Saturday, December 18, 2004

George Lucas, you can just stop writing

Sneaky little Irishman. While I've been waiting patiently for five years, Roddy Doyle secretly releases his follow up to one of my fave books, A Star Called Henry, and doesn't have the decency to pick up the telephone and tell me. Sheesh. This book, Oh, Play That Thing, is the second in a planned trilogy, and continues on from when thirteen year old Irish rebel, Henry Smart, moves to America. It's not very often that I look forward to a book like I do a film or album, so it was all the more distressing to find that it's been out for four months. (The first book was released during that literary period when all things impoverished and Irish were quite the rage.
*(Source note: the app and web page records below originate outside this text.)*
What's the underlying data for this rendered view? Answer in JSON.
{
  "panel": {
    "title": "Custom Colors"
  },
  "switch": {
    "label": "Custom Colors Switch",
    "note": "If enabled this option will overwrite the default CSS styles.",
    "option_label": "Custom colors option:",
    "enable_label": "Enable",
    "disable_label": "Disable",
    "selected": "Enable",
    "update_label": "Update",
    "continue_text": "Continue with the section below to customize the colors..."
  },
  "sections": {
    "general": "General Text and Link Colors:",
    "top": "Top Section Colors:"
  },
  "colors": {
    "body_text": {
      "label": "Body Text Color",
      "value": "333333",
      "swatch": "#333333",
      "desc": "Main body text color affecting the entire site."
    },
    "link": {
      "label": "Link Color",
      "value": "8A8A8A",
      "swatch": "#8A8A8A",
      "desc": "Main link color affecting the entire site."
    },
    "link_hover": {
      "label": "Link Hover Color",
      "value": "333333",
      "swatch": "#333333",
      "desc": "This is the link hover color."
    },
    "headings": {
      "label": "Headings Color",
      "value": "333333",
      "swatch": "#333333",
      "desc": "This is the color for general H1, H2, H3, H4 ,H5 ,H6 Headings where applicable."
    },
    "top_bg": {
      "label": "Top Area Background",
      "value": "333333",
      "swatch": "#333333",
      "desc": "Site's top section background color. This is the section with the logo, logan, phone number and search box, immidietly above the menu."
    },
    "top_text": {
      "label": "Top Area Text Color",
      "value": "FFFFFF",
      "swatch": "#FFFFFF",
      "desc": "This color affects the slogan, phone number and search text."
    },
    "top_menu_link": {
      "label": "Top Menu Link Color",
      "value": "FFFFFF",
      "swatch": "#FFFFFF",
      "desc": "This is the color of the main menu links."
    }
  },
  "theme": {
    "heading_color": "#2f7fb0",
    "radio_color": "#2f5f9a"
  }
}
Doyle's book just happened to be much cooler than the aforelinked.)

It got me thinking about other authors who've been dragging their heels lately:

Discounting his forays into kids lit and mini-mystery, Michael Chabon has yet to up the ante from The Amazing Adventures of Kavalier and Clay.

Umberto Eco needs to put out another novel matching the calibre of his early works. (Though, I suspect this delay has more to do with his Italian translator trying to create words to match Eco's inventions.)

Oh, and Charles Dickens. This lazy bum needs to give this whole "I'm dead" act a rest and finish up his Edwin Drood tale. It's not like we watch the first 100 minutes of The Usual Suspects and then just stop the DVD, now do we?

Then there is the short story I couldn't finish in my grade 11 creative writing class, and surreptitiously added "End of Part One" for a coda. Shall the haunting mystery of The Train Car ever be solved? God, I hope not. That was some awful, adolescent writing I wrote.


Thomas said...

Post! Post! Post! The public demands a denouement!

Anonymous said...

Do you feel like Seth Cohen has stolen your identity?

Anonymous said...

We need more 2 player jetpack GTA and less literary reviews.

Lawyerlike said...

If that last comment was from who I think it was from, you can expect a copy of the New Yorker in your Christmas stocking. It'll be like your coal!